*** Records shown ***

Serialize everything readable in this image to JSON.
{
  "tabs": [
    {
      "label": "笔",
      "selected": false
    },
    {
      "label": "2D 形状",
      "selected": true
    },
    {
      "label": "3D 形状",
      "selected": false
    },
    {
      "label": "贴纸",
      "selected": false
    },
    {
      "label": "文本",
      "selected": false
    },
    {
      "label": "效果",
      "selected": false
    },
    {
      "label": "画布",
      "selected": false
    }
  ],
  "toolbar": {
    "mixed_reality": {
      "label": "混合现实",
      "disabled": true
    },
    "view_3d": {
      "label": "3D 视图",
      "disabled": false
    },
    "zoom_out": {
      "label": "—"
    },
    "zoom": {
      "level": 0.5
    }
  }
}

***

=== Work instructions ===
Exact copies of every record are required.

=== Solution for this problem ===
Serialize everything readable in this image to JSON.
{
  "tabs": [
    {
      "label": "笔",
      "selected": false
    },
    {
      "label": "2D 形状",
      "selected": true
    },
    {
      "label": "3D 形状",
      "selected": false
    },
    {
      "label": "贴纸",
      "selected": false
    },
    {
      "label": "文本",
      "selected": false
    },
    {
      "label": "效果",
      "selected": false
    },
    {
      "label": "画布",
      "selected": false
    }
  ],
  "toolbar": {
    "mixed_reality": {
      "label": "混合现实",
      "disabled": true
    },
    "view_3d": {
      "label": "3D 视图",
      "disabled": false
    },
    "zoom_out": {
      "label": "—"
    },
    "zoom": {
      "level": 0.5
    }
  }
}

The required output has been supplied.